***** Data shown

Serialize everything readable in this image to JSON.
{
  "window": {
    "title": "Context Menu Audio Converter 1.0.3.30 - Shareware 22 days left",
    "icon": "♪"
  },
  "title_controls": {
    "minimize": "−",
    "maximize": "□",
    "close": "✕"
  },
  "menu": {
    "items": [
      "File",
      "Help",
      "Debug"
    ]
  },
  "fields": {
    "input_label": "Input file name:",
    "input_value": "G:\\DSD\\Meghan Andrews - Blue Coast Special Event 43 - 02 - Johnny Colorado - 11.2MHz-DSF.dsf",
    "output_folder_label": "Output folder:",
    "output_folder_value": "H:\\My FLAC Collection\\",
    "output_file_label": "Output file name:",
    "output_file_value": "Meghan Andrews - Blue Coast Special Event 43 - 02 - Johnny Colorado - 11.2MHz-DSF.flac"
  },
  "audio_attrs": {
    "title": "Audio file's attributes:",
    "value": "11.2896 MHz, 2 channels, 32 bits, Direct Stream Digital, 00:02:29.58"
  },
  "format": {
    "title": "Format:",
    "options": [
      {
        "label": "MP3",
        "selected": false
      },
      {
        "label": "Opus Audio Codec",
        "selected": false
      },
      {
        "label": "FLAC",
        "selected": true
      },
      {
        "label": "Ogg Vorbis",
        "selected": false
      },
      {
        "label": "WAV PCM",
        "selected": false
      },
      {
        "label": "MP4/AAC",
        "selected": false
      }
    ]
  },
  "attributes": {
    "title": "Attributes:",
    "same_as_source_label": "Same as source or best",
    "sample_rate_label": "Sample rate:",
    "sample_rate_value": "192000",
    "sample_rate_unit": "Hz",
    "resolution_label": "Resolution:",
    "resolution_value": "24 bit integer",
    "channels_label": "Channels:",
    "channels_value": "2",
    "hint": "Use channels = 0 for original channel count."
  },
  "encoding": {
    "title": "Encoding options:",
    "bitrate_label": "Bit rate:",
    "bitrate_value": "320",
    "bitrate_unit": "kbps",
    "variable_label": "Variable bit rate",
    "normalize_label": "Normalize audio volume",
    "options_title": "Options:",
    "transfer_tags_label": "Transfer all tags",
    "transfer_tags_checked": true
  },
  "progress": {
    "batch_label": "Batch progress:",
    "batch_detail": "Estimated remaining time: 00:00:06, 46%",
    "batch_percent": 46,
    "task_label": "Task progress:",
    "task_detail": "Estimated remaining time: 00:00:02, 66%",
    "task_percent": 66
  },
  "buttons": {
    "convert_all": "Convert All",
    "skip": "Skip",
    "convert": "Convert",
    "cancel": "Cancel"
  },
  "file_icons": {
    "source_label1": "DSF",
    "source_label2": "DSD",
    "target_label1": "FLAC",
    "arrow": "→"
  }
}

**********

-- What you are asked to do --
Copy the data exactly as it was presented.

-- Answer box --
Serialize everything readable in this image to JSON.
{
  "window": {
    "title": "Context Menu Audio Converter 1.0.3.30 - Shareware 22 days left",
    "icon": "♪"
  },
  "title_controls": {
    "minimize": "−",
    "maximize": "□",
    "close": "✕"
  },
  "menu": {
    "items": [
      "File",
      "Help",
      "Debug"
    ]
  },
  "fields": {
    "input_label": "Input file name:",
    "input_value": "G:\\DSD\\Meghan Andrews - Blue Coast Special Event 43 - 02 - Johnny Colorado - 11.2MHz-DSF.dsf",
    "output_folder_label": "Output folder:",
    "output_folder_value": "H:\\My FLAC Collection\\",
    "output_file_label": "Output file name:",
    "output_file_value": "Meghan Andrews - Blue Coast Special Event 43 - 02 - Johnny Colorado - 11.2MHz-DSF.flac"
  },
  "audio_attrs": {
    "title": "Audio file's attributes:",
    "value": "11.2896 MHz, 2 channels, 32 bits, Direct Stream Digital, 00:02:29.58"
  },
  "format": {
    "title": "Format:",
    "options": [
      {
        "label": "MP3",
        "selected": false
      },
      {
        "label": "Opus Audio Codec",
        "selected": false
      },
      {
        "label": "FLAC",
        "selected": true
      },
      {
        "label": "Ogg Vorbis",
        "selected": false
      },
      {
        "label": "WAV PCM",
        "selected": false
      },
      {
        "label": "MP4/AAC",
        "selected": false
      }
    ]
  },
  "attributes": {
    "title": "Attributes:",
    "same_as_source_label": "Same as source or best",
    "sample_rate_label": "Sample rate:",
    "sample_rate_value": "192000",
    "sample_rate_unit": "Hz",
    "resolution_label": "Resolution:",
    "resolution_value": "24 bit integer",
    "channels_label": "Channels:",
    "channels_value": "2",
    "hint": "Use channels = 0 for original channel count."
  },
  "encoding": {
    "title": "Encoding options:",
    "bitrate_label": "Bit rate:",
    "bitrate_value": "320",
    "bitrate_unit": "kbps",
    "variable_label": "Variable bit rate",
    "normalize_label": "Normalize audio volume",
    "options_title": "Options:",
    "transfer_tags_label": "Transfer all tags",
    "transfer_tags_checked": true
  },
  "progress": {
    "batch_label": "Batch progress:",
    "batch_detail": "Estimated remaining time: 00:00:06, 46%",
    "batch_percent": 46,
    "task_label": "Task progress:",
    "task_detail": "Estimated remaining time: 00:00:02, 66%",
    "task_percent": 66
  },
  "buttons": {
    "convert_all": "Convert All",
    "skip": "Skip",
    "convert": "Convert",
    "cancel": "Cancel"
  },
  "file_icons": {
    "source_label1": "DSF",
    "source_label2": "DSD",
    "target_label1": "FLAC",
    "arrow": "→"
  }
}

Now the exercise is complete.